"Paranormal thriller" is a category of novel that covers a lot of ground. On the same shelf you'll find murder mysteries where the occult is simply window dressing that a killer uses to hide their crimes right next to straight-up ghost stories that start with unexplained phenomena and end, typically, with an untidy pile of corpses. Cracking open a book from this shelf "on spec", so to speak, is to play a particularly broad game of chance. That's exactly what I did, however, when I agreed to accept the assignment to review Nine Zero One Three, the 2023 release from author Timothy Roderick. Luckily for me, some surprises are pleasant ones.

The action takes place (mainly) on Catalina Island, California. If you aren't from around there or just haven't heard of it, placing your story there immediately grounds it in certain ways.
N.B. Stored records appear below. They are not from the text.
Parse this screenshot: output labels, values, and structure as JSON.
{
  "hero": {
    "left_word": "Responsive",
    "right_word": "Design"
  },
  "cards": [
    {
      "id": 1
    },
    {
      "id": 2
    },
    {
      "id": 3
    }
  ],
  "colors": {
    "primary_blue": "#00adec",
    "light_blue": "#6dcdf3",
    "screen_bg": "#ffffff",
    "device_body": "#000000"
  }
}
It's a small island renowned for its wildlife and natural scenery both above and beneath the waves. The population of humans there lingers in the low thousands, enough to sustain one actual town and a second, unincorporated enclave. Not to turn this into a geography report, but to the potential readers out there I think it's worth knowing; Nine Zero One Three has the same sort of claustrophobic dread to it that a particularly gruesome locked-room mystery would have. Gruesome? Heavens, yes. We've got a decapitation while the pages are still in the single digits. Granted, the worst of it happens "off screen" and, in fact, much of the violence plays out that way. Particularly squeamish readers might fare well with this book, so long as they only twitch at gore "in action," as it were. That said, there are corpses aplenty and characters facing all manner of gruesome sights and imagined images.
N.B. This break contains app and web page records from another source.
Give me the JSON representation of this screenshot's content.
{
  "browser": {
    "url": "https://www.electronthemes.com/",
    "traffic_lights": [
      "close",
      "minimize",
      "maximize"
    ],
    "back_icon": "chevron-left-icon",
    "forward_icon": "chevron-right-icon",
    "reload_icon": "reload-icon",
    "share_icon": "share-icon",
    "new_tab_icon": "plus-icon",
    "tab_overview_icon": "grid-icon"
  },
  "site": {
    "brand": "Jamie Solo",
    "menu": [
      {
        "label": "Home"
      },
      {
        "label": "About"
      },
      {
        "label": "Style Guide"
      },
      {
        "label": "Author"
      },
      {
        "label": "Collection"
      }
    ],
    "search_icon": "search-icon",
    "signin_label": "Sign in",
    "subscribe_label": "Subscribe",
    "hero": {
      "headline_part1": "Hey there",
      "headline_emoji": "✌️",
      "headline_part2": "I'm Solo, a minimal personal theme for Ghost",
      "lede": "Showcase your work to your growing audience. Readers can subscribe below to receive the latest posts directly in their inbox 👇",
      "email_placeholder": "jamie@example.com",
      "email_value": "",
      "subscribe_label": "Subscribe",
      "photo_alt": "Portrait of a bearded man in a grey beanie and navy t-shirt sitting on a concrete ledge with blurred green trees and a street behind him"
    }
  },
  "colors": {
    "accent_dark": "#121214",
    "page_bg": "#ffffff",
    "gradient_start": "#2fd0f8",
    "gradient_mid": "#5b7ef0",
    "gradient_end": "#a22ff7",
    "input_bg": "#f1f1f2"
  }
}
So, ok, bloody but not ultra-violent, but is it any GOOD?

Yes! Mr. Roderick knows his way around the English language and uses it evocatively. He paints a nuanced picture of life in 1976 in this small town, including the tenacious way that the nascent gay subculture clung on against all odds. I don't know that the book ought to be branded as "LGBTQIA+ fiction", but it's a prominent theme and to my eyes, at least, handled well. The occult portions of the story feature prominently, and here the author's decades of experience learning and writing about a variety of practices serves him well. I should note here that I do not include any practices from the Caribbean in my own life and am speaking only as an amateur student of the subject. That said, there certainly isn't the feel of caricature at any point, and these practices do feature very prominently. The mystery within the book is probably the weakest part, but then the author doesn't even bill the book *as* a mystery, so no harm there. What he does call the book is a 'paranormal thriller,' and I can attest to being quite creeped out at many sections, morbidly fascinated by what was coming next. In other words, Nine Zero One Three does what it says on the tin. 
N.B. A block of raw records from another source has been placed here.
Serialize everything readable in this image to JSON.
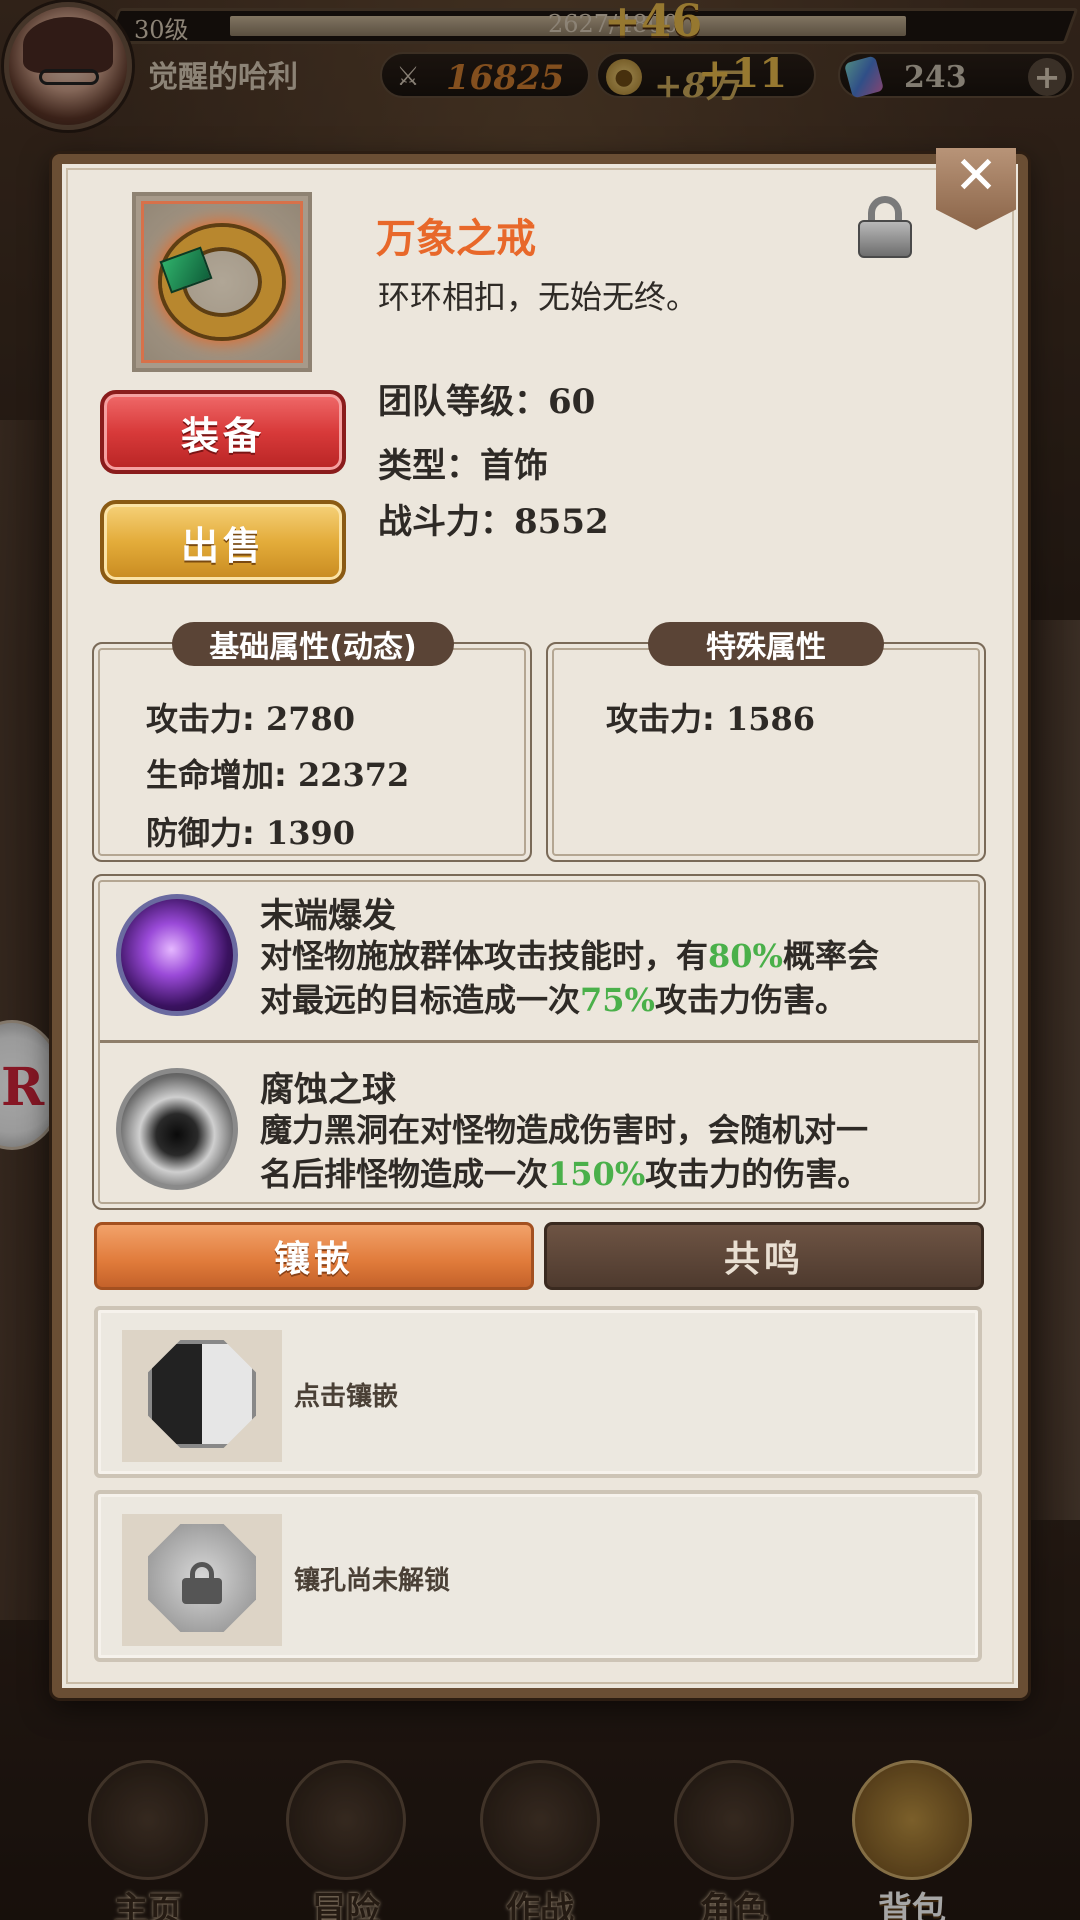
{
  "topbar": {
    "level": "30级",
    "exp": "2627/4800",
    "exp_gain": "+46",
    "player_name": "觉醒的哈利",
    "power": "16825",
    "coins": "+8万",
    "coin_gain": "+11",
    "gems": "243",
    "plus_label": "+"
  },
  "item": {
    "name": "万象之戒",
    "description": "环环相扣，无始无终。",
    "team_level_label": "团队等级：",
    "team_level": "60",
    "type_label": "类型：",
    "type": "首饰",
    "power_label": "战斗力：",
    "power": "8552",
    "rarity_color": "#e8682a"
  },
  "actions": {
    "equip": "装备",
    "sell": "出售",
    "close": "✕"
  },
  "base_attributes": {
    "title": "基础属性(动态)",
    "items": [
      {
        "label": "攻击力:",
        "value": "2780"
      },
      {
        "label": "生命增加:",
        "value": "22372"
      },
      {
        "label": "防御力:",
        "value": "1390"
      }
    ]
  },
  "special_attributes": {
    "title": "特殊属性",
    "items": [
      {
        "label": "攻击力:",
        "value": "1586"
      }
    ]
  },
  "skills": [
    {
      "name": "末端爆发",
      "line1_a": "对怪物施放群体攻击技能时，有",
      "line1_hl": "80%",
      "line1_b": "概率会",
      "line2_a": "对最远的目标造成一次",
      "line2_hl": "75%",
      "line2_b": "攻击力伤害。",
      "icon": "purple-skull-icon"
    },
    {
      "name": "腐蚀之球",
      "line1_a": "魔力黑洞在对怪物造成伤害时，会随机对一",
      "line2_a": "名后排怪物造成一次",
      "line2_hl": "150%",
      "line2_b": "攻击力的伤害。",
      "icon": "black-hole-icon"
    }
  ],
  "tabs": {
    "inlay": "镶嵌",
    "resonance": "共鸣"
  },
  "slots": [
    {
      "label": "点击镶嵌",
      "state": "empty"
    },
    {
      "label": "镶孔尚未解锁",
      "state": "locked"
    }
  ],
  "nav": [
    {
      "label": "主页"
    },
    {
      "label": "冒险"
    },
    {
      "label": "作战"
    },
    {
      "label": "角色"
    },
    {
      "label": "背包"
    }
  ],
  "side_badge": "R"
}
~review by Wanderer

Author: Timothy Roderick
Timothy Roderick, 2023
296 pp., $13.95